HOW THIS FEELS
‘I had a complicated birth and my daughter had tongue-tie. I felt like I was being judged by my boyfriends mum for not finding it easy to breastfeed. She would watch while I was feeding and discuss my milk flow with friends.’
Despite the difficulties that can occur when deciding to breast feed once in the hang of things it does create a special bond between a mother and baby.
‘I already felt vulnerable after finding it so hard to breastfeed so if someone made me feel uncomfortable in public I would feel quite upset but be sure to stick up for myself. People don’t know where to look and that’s okay – I felt the same before I was a mother.’
OUT IN PUBLIC
Although these mothers are aware of the law they all mutually agreed they would feel embarrassed and ashamed if someone told them to stop breastfeeding while out in public. Mummy No.4 Kacy 28, speaks on an incident she endured when getting unpleasant looks while in the park with her husband.
‘He was an older man, I don’t know if that’s why I thought ‘I don’t blame him.’ I was lucky my husband is more vocal than me and said something to him. I was embarrassed and stupidly stopped breastfeeding. It’s a shame because breastfeeding is so natural and shouldn’t be made into a big deal when done discreetly.’
Some people think that mothers should go to ‘quiet’ areas in public to nurse their baby. Which is not always practical for mothers on busy days out with babies. Mummy No.5 Lisa 33 "When I was out shopping I used to go into coffee shops and get a table in a corner somewhere. I soon realised I was spending a fortune on coffees, which isn’t fare on me. He will feed every two hours. People don’t realise how demanding babies are. When he is hungry we will all know about it. Where do you want me to go?"
I am not a mother but I am a woman with a platform who wants to shed light on issues like these. It may not occur to you how these mums are feeling at the time but being a new mother can be daunting enough without extra pressures. If you a see mum breastfeeding continue your day, don't stare, don't pull faces and definitely do not make them feel uncomfortable. You are watching a mother nurse her new born child who will one day grow up and be you - not literally of course but you were once that small child that needed to be nursed. How would you feel if your own mother was made to feel uncomfortable for keeping you alive?

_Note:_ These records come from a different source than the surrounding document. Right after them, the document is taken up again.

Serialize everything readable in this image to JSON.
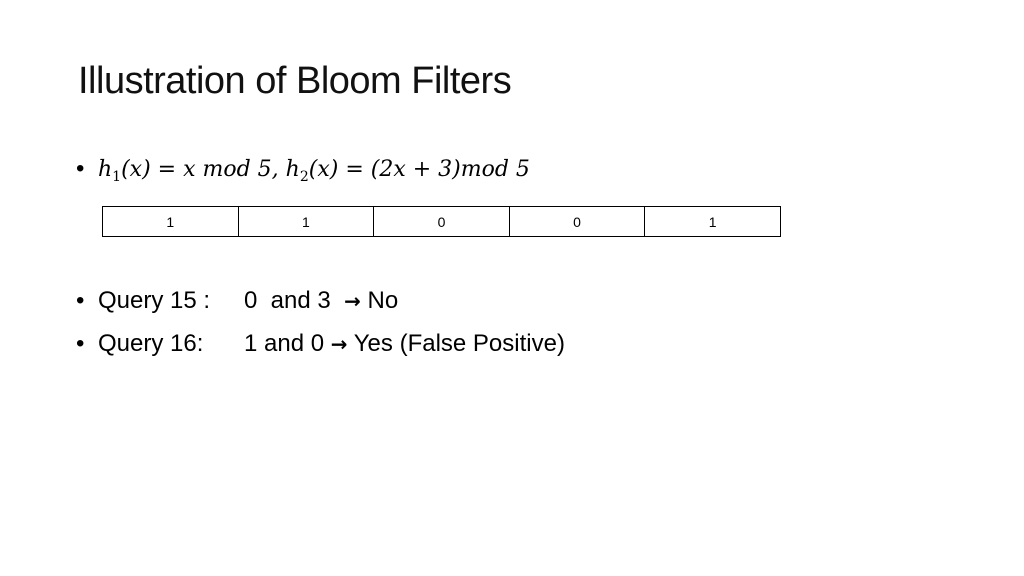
{
  "slide": {
    "title": "Illustration of Bloom Filters",
    "bullet_char": "•",
    "formula": {
      "h1_name": "h",
      "h1_sub": "1",
      "h1_rest": "(x) = x mod 5,",
      "h2_name": "h",
      "h2_sub": "2",
      "h2_rest": "(x) = (2x + 3)mod 5"
    },
    "bit_array": [
      "1",
      "1",
      "0",
      "0",
      "1"
    ],
    "queries": [
      {
        "label": "Query 15 :",
        "positions": "0  and 3",
        "arrow": "→",
        "result": "No"
      },
      {
        "label": "Query 16:",
        "positions": "1 and 0",
        "arrow": "→",
        "result": "Yes (False Positive)"
      }
    ]
  }
}
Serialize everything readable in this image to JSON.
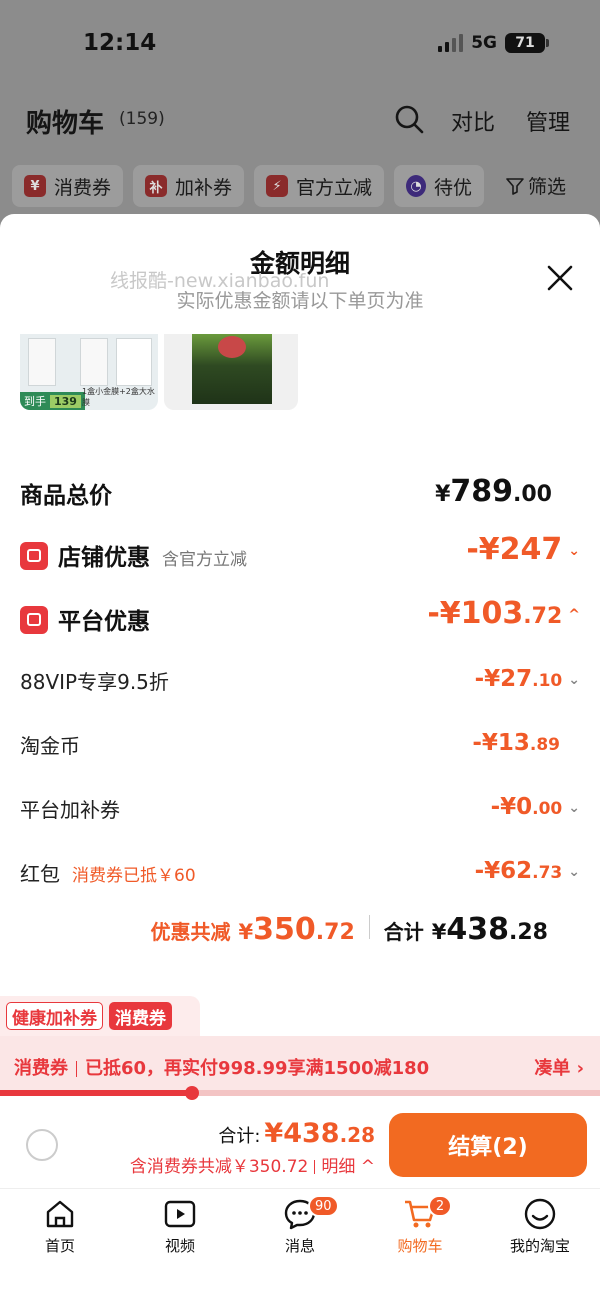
{
  "status_bar": {
    "time": "12:14",
    "network": "5G",
    "battery": "71"
  },
  "cart_header": {
    "title": "购物车",
    "count": "(159)",
    "compare_label": "对比",
    "manage_label": "管理"
  },
  "filters": {
    "chips": [
      {
        "icon": "¥",
        "label": "消费券"
      },
      {
        "icon": "补",
        "label": "加补券"
      },
      {
        "icon": "⚡",
        "label": "官方立减"
      },
      {
        "icon": "◔",
        "label": "待优"
      }
    ],
    "filter_label": "筛选"
  },
  "sheet": {
    "title": "金额明细",
    "subtitle": "实际优惠金额请以下单页为准",
    "watermark": "线报酷-new.xianbao.fun",
    "thumbs": {
      "badge_label": "到手",
      "badge_price": "139",
      "caption": "1盒小金膜+2盒大水膜"
    },
    "goods_total": {
      "label": "商品总价",
      "symbol": "¥",
      "int": "789",
      "dec": ".00"
    },
    "store_discount": {
      "label": "店铺优惠",
      "note": "含官方立减",
      "value": "-¥247",
      "dec": ""
    },
    "platform_discount": {
      "label": "平台优惠",
      "value": "-¥103",
      "dec": ".72"
    },
    "items": [
      {
        "label": "88VIP专享9.5折",
        "note": "",
        "value": "-¥27",
        "dec": ".10",
        "chevron": true
      },
      {
        "label": "淘金币",
        "note": "",
        "value": "-¥13",
        "dec": ".89",
        "chevron": false
      },
      {
        "label": "平台加补券",
        "note": "",
        "value": "-¥0",
        "dec": ".00",
        "chevron": true
      },
      {
        "label": "红包",
        "note": "消费券已抵￥60",
        "value": "-¥62",
        "dec": ".73",
        "chevron": true
      }
    ],
    "summary": {
      "discount_label": "优惠共减",
      "discount_sym": "¥",
      "discount_int": "350",
      "discount_dec": ".72",
      "total_label": "合计",
      "total_sym": "¥",
      "total_int": "438",
      "total_dec": ".28"
    }
  },
  "tags": {
    "tag1": "健康加补券",
    "tag2": "消费券"
  },
  "coupon_bar": {
    "label": "消费券",
    "text": "已抵60，再实付998.99享满1500减180",
    "action": "凑单 ›",
    "progress": 0.32
  },
  "checkout": {
    "total_label": "合计:",
    "total_value": "¥438",
    "total_dec": ".28",
    "discount_text": "含消费券共减￥350.72",
    "detail_label": "明细 ^",
    "button_label": "结算(2)"
  },
  "tabbar": [
    {
      "label": "首页",
      "icon": "home-icon",
      "badge": ""
    },
    {
      "label": "视频",
      "icon": "video-icon",
      "badge": ""
    },
    {
      "label": "消息",
      "icon": "message-icon",
      "badge": "90"
    },
    {
      "label": "购物车",
      "icon": "cart-icon",
      "badge": "2"
    },
    {
      "label": "我的淘宝",
      "icon": "profile-icon",
      "badge": ""
    }
  ],
  "colors": {
    "accent": "#f05a28",
    "red": "#e8383d",
    "button": "#f26a21"
  }
}
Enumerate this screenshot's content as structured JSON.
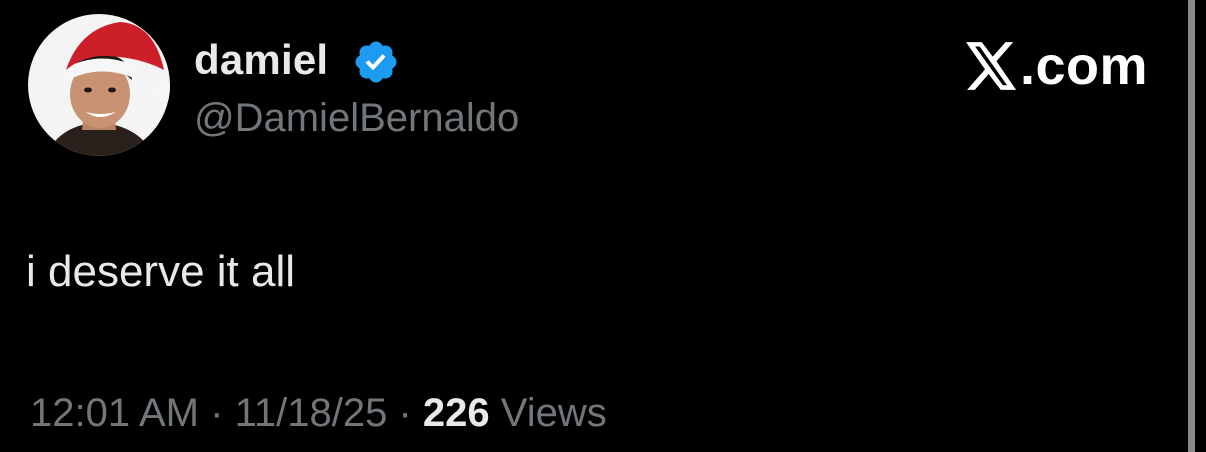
{
  "tweet": {
    "author": {
      "display_name": "damiel",
      "handle": "@DamielBernaldo",
      "verified": true,
      "verified_color": "#1d9bf0",
      "avatar": "profile-photo-santa-hat"
    },
    "brand": {
      "label": ".com",
      "icon": "x-logo-icon"
    },
    "text": "i deserve it all",
    "meta": {
      "time": "12:01 AM",
      "separator": "·",
      "date": "11/18/25",
      "views_count": "226",
      "views_label": "Views"
    }
  },
  "colors": {
    "background": "#000000",
    "primary_text": "#e7e9ea",
    "secondary_text": "#71767b"
  }
}
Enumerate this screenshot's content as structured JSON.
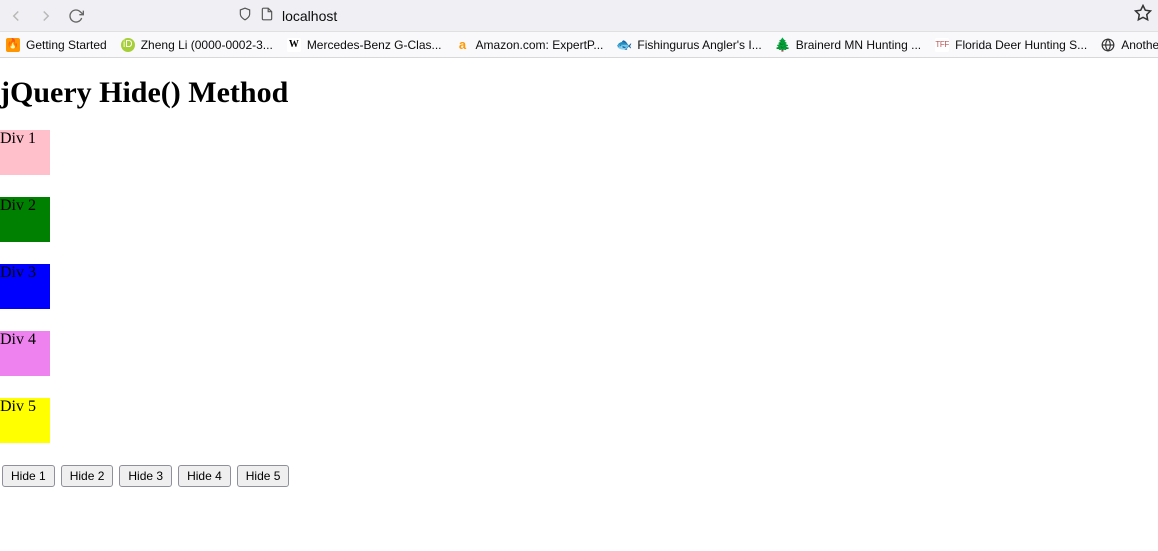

*DROP THE STIGMA IN 2017, DROPS MIC*
I hope new mums, experienced mums and future mums enjoyed this post. If you did please share, like and comment your thoughts and experiences.
Thank you so much for reading.
Shay RS x
Read my last post F is for Family here x